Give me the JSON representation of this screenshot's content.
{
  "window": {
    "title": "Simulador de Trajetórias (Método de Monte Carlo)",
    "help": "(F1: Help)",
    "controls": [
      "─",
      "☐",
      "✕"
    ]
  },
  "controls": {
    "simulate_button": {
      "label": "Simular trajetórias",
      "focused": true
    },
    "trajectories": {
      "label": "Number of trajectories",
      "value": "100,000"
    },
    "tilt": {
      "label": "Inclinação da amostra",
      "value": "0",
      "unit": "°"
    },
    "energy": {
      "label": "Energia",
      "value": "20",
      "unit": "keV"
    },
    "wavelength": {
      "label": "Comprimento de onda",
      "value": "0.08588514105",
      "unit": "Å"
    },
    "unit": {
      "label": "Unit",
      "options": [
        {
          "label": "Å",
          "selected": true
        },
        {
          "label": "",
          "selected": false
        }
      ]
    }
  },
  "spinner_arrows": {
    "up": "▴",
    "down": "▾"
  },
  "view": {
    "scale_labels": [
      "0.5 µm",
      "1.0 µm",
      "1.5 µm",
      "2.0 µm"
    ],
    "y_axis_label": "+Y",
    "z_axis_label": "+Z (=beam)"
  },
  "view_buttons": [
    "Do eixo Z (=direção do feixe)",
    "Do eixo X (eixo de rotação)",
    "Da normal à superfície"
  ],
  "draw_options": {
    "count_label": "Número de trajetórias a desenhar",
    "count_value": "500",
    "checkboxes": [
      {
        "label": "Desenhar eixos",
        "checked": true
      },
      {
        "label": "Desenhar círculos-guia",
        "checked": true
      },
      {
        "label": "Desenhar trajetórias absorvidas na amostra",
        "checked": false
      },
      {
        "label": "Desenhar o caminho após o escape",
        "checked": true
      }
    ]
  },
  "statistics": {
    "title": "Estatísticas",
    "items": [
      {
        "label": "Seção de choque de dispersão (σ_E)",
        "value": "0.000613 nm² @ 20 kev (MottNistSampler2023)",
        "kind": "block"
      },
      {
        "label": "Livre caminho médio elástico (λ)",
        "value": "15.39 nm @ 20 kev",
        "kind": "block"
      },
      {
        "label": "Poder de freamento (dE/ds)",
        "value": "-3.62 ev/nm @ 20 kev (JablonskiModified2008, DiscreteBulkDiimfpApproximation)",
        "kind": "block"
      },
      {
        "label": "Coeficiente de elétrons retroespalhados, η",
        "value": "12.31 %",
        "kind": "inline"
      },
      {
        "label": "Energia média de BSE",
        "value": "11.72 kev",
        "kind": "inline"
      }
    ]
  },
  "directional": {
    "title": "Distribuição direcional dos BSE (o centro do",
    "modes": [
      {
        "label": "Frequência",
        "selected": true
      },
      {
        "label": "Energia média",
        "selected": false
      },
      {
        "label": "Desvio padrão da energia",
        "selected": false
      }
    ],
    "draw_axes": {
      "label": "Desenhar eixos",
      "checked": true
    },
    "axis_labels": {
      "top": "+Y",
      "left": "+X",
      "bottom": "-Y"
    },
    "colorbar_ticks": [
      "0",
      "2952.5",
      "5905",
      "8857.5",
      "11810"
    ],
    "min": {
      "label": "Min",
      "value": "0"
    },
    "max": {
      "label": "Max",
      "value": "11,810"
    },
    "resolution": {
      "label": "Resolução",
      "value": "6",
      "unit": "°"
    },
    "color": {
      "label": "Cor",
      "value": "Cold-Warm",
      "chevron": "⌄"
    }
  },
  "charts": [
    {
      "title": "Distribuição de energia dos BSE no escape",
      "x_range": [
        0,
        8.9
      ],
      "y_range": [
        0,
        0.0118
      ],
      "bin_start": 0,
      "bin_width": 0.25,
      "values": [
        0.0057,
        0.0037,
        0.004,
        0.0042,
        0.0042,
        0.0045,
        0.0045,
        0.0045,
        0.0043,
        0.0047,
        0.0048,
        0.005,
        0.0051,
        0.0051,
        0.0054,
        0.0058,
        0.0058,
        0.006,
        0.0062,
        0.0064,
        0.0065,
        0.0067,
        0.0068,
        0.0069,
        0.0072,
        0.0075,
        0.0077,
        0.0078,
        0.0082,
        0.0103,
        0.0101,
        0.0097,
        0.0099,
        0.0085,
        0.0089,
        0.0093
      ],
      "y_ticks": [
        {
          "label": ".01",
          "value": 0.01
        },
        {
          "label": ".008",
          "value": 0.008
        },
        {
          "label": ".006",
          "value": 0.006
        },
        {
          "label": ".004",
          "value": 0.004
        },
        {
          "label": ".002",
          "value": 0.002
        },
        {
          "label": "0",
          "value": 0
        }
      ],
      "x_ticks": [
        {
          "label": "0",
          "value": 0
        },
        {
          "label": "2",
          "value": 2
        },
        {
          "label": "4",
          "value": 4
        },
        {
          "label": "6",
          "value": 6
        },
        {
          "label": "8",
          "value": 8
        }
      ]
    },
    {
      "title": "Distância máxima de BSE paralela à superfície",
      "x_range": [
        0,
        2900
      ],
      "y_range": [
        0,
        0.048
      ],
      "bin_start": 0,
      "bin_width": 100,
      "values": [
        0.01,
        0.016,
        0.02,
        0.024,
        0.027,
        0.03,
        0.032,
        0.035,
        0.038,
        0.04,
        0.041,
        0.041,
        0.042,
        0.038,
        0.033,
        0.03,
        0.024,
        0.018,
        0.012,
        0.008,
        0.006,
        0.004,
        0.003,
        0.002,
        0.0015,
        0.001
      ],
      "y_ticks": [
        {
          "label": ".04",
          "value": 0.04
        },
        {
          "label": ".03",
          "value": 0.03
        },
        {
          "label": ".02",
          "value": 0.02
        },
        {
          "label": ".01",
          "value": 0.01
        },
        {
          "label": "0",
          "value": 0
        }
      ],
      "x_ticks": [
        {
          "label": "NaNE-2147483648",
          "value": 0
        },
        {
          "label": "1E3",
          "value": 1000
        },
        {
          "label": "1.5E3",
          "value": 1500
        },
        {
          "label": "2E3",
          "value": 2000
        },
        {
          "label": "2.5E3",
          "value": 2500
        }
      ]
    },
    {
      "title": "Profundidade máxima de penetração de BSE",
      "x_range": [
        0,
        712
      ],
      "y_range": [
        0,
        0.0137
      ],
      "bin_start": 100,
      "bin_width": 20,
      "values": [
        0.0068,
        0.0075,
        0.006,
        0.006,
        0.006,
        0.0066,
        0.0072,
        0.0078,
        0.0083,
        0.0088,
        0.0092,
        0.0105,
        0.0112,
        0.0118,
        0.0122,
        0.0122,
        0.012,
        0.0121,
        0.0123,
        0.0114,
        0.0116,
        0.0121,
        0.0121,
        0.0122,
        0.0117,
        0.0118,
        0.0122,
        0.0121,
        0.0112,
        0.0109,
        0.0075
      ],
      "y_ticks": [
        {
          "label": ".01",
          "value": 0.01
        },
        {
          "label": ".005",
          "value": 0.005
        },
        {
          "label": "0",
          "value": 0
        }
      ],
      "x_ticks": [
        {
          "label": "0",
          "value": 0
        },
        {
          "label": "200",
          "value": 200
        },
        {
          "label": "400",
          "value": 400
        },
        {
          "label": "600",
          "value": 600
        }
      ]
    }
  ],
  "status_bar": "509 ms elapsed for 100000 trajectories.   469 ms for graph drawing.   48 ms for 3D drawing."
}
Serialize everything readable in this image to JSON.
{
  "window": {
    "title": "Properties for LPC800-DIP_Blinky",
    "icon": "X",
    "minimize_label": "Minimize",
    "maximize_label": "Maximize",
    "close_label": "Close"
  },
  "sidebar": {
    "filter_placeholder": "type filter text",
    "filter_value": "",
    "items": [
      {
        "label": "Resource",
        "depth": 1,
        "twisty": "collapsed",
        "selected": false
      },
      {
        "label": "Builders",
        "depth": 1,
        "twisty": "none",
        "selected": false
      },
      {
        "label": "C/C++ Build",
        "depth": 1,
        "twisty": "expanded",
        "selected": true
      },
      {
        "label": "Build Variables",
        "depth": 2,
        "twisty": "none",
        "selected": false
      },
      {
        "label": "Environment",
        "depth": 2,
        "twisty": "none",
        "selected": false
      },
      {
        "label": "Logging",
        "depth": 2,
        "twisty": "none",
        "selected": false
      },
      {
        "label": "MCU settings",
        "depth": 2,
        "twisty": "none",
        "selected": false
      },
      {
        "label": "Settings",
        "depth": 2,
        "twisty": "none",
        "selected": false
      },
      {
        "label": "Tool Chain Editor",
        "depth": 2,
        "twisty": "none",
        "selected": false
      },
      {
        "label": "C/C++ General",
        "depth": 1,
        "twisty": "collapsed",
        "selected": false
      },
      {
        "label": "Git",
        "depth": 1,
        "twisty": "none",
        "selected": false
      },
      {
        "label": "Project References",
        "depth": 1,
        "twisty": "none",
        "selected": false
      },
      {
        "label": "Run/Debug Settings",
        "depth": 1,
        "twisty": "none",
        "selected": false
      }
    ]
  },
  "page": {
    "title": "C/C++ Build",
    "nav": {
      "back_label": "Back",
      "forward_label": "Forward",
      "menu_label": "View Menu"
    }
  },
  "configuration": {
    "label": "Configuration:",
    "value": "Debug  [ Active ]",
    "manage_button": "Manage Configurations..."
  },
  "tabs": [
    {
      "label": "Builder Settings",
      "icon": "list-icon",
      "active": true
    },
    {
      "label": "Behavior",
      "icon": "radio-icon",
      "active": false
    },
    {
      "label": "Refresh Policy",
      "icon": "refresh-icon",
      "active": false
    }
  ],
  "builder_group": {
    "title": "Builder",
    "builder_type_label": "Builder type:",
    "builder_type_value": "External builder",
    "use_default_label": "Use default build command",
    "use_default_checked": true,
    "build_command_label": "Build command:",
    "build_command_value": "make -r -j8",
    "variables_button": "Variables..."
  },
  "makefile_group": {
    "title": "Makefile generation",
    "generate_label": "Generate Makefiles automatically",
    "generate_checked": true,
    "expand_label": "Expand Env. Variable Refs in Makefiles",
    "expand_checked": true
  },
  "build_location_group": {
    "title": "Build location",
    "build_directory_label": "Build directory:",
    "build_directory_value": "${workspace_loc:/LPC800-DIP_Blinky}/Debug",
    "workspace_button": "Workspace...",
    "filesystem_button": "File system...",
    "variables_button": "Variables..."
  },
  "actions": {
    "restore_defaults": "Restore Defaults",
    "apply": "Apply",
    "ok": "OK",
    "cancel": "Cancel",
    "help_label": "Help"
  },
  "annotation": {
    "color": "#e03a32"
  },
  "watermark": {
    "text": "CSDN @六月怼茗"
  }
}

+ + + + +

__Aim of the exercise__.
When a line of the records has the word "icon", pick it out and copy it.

__Task response__.
    "icon": "X",
      "icon": "list-icon",
      "icon": "radio-icon",
      "icon": "refresh-icon",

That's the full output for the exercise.